Playing out, need to spice up your daily walk, run or cycle?
At lunchtime today, I took my one form of outdoor exercise, I went for a run. I'm not a runner, I'm more like a border collie. I like to chase a ball and play games. So what if you're like me and following the latest official advice on social distancing that isn't an option right now?
Well there are some apps out there, that still allow you to be a little competitive, while exploring your neighbourhood, and keeping that physical distance.
Don't forget, that if your running, cycling or walking and you come across someone less mobile than you, that you cross the road, or step out the way to keep your distance. With a friendly wave and hello it feels very sociable.
Also take care to slow down and take a wide berth around corners, and remember to wash your hands when you get home.
Best for … children and young families
Street Tag is a bit like orienteering or geo-caching. Use the app to hunt down virtual tags and win points.
When you download the app, you'll be asked to join a leaderboard, this is because some areas have special curated prize leaderboards, but everyone can join in by entering the 'World' leaderboard and auto-generating tags across your local neighbourhood.
If you've got suggestions to improve the game, the designers are very responsive and always keen to hear your suggestions, they've even created new features in response to COVID-19
Best for … older children, board game geeks (me included here) and those with a competitive streak
This is what I did with my lunchtime run. Run An Empire is a bit like those computer games Civilization, Settlers, or Age of Empires. I discovered some beautiful quiet streets just minutes from my house. You claim territory and resources by running around the virtual map. Use these resources to build your empire, and once you get to Level 7, you can head out and conquer someone else's!
Of course right now, you shouldn't be going too far to expand your empire, but now is a perfect time to consolidate your power, and be ready to strike once restrictions are lifted… I'm coming for you RichR.
Best for… staying in touch with colleagues
I've not used Racefully, but my old colleagues at the House of Sport have been using this to keep in touch and keep active while working from home. Businesses can create special groups called "Tribes", which encourage employees to keep fit together through completing fun group challenges. They are offering 3 months free for businesses right now.
Best for … beginners
The biggest challenge in running are those first steps; knowing how and where to start. One You, Couch to 5K is an app from the NHS and Public Health England, that gradually works you up toward running 5 kilometres over a period of 9 weeks. It was developed by a new runner, Josh Clark who wanted something to help his 50-something mum get off the couch and start running too.
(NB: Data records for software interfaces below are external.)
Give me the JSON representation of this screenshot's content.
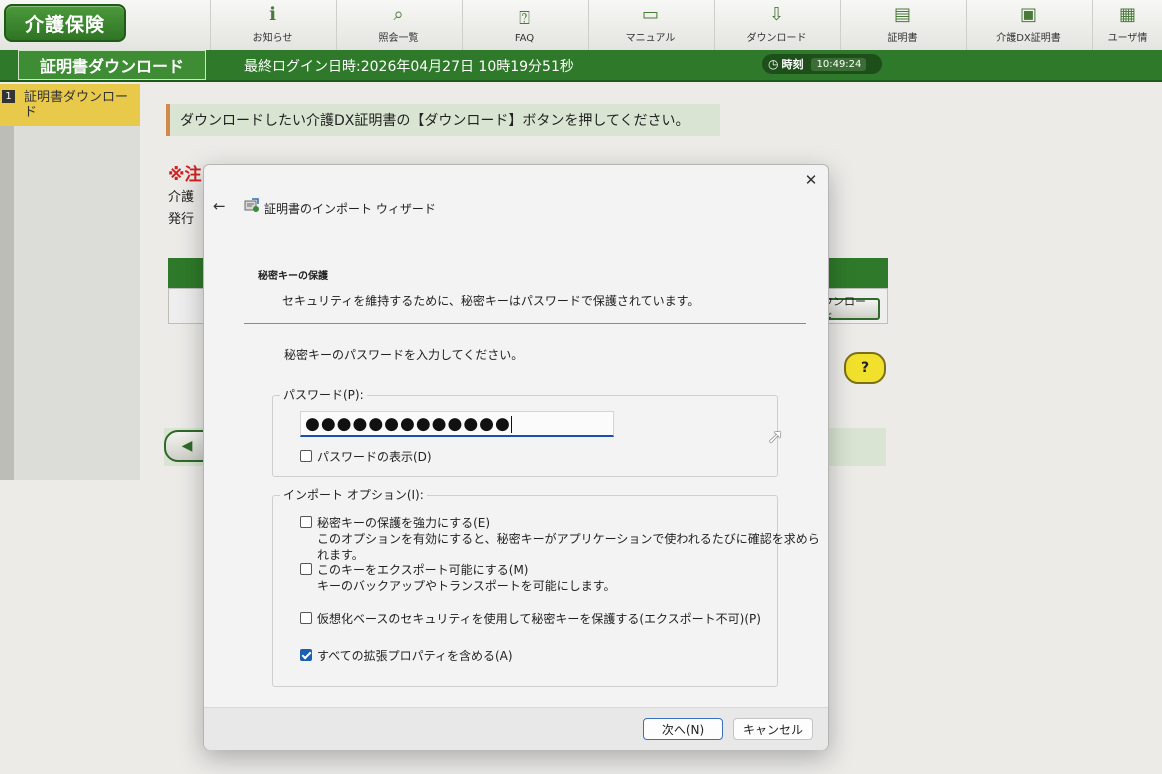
{
  "topnav": {
    "logo": "介護保険",
    "items": [
      {
        "label": "お知らせ",
        "icon": "info-icon"
      },
      {
        "label": "照会一覧",
        "icon": "magnifier-icon"
      },
      {
        "label": "FAQ",
        "icon": "faq-icon"
      },
      {
        "label": "マニュアル",
        "icon": "book-icon"
      },
      {
        "label": "ダウンロード",
        "icon": "download-icon"
      },
      {
        "label": "証明書",
        "icon": "certificate-icon"
      },
      {
        "label": "介護DX証明書",
        "icon": "dx-certificate-icon"
      },
      {
        "label": "ユーザ情",
        "icon": "user-icon"
      }
    ]
  },
  "titlebar": {
    "title": "証明書ダウンロード",
    "last_login": "最終ログイン日時:2026年04月27日 10時19分51秒",
    "clock_label": "時刻",
    "clock_time": "10:49:24"
  },
  "sidebar": {
    "items": [
      {
        "num": "1",
        "label": "証明書ダウンロード"
      }
    ]
  },
  "content": {
    "instruction": "ダウンロードしたい介護DX証明書の【ダウンロード】ボタンを押してください。",
    "warning": "※注",
    "line1": "介護",
    "line2": "発行",
    "download_btn": "ウンロード",
    "help": "?"
  },
  "dialog": {
    "title": "証明書のインポート ウィザード",
    "section_heading": "秘密キーの保護",
    "section_desc": "セキュリティを維持するために、秘密キーはパスワードで保護されています。",
    "prompt": "秘密キーのパスワードを入力してください。",
    "password_label": "パスワード(P):",
    "password_value": "●●●●●●●●●●●●●",
    "show_password": {
      "label": "パスワードの表示(D)",
      "checked": false
    },
    "import_options_label": "インポート オプション(I):",
    "options": [
      {
        "label": "秘密キーの保護を強力にする(E)",
        "desc": "このオプションを有効にすると、秘密キーがアプリケーションで使われるたびに確認を求められます。",
        "checked": false
      },
      {
        "label": "このキーをエクスポート可能にする(M)",
        "desc": "キーのバックアップやトランスポートを可能にします。",
        "checked": false
      },
      {
        "label": "仮想化ベースのセキュリティを使用して秘密キーを保護する(エクスポート不可)(P)",
        "desc": "",
        "checked": false
      },
      {
        "label": "すべての拡張プロパティを含める(A)",
        "desc": "",
        "checked": true
      }
    ],
    "next_button": "次へ(N)",
    "cancel_button": "キャンセル",
    "close": "✕",
    "back": "←"
  }
}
Best for … everyone
Remember when using these apps, to keep aware of the world around you, not only to follow social distancing guidelines but for traffic and other obstructions.
If you're not out for your daily exercise, please help others by being mindful while in your car. As people might step into the road to keep their distance, do keep in mind those 20mph residential roads are maximums not targets. And there are those who can't easily step down the curb, so try not to pavement park.
Getting to know my neighbourhood with physical activity and physical distancing
Last night, our neighbour Emma posted a note saying she had volunteered with the Oxford Hub as a street champion to co-ordinate a local response to COVID-19. This got my wife and me thinking, what could we offer?
Having moved to Oxford only in January, we were just starting to feel settled. We love the neighbourhood and its sense of community and we'd just started to get a regular list of activities, last week she started a new post-pregnancy pilates session, and I'd played my first game of ultimate Frisbee.
Luckily, I love to explore and so landing in a new city has been great for that, just the other day I found a blue plaque dedicated to one the Two Ronnies, and an outdoor gym in a nearby park.
Even if you've lived in the same place for years, it's amazing what new little treasure you can find if, rather than walking by on autopilot, you consciously take notice. With Spring on our doorstep, everyday our streets, parks and the grass verge outside our house look different. Tree blossoms bloom, while daffodils and crocuses unfurl with colour.
One trick to make your neighbourhood seem new and fresh is to throw an element of chance into your walk, write a list of random directions, '1st left, 3rd right, 2nd right, 1st left' and follow them – as far as it is safe to do so – making sure you still know how to get home!
As the World Urban Parks released in their statement on the COVID-19 response, "the value of the local park, the local street will provide moments of stress release and additional health benefits and these are all extremely important in maintaining the body's immune system."
The UK government advice, as of now, is that social distancing, is not isolation, and they are encouraging people to walk, cycle and exercise in a way that conforms to Public Health England guidance, such as maintaining a two-metre distance from others.
There's also nothing stopping you from throwing or kicking a ball around, flying a kite or playing a game of tag with your family and household – no matter what their age. More than ever we need to recognise that everybody needs to play to recharge and to maintain our emotional, physical and psychological well-being.
So, what did we decide? Well, one thing I plan to do is to help keep our neighbours active in body and mind with a series of local treasure hunts. With that in mind, one thing that everyone can do to help is think about pavement parking and how it might be avoided to ensure that pedestrians, including wheelchair users, people with baby buggies, the elderly, and the visually impaired, from being obstructed or forced into the road.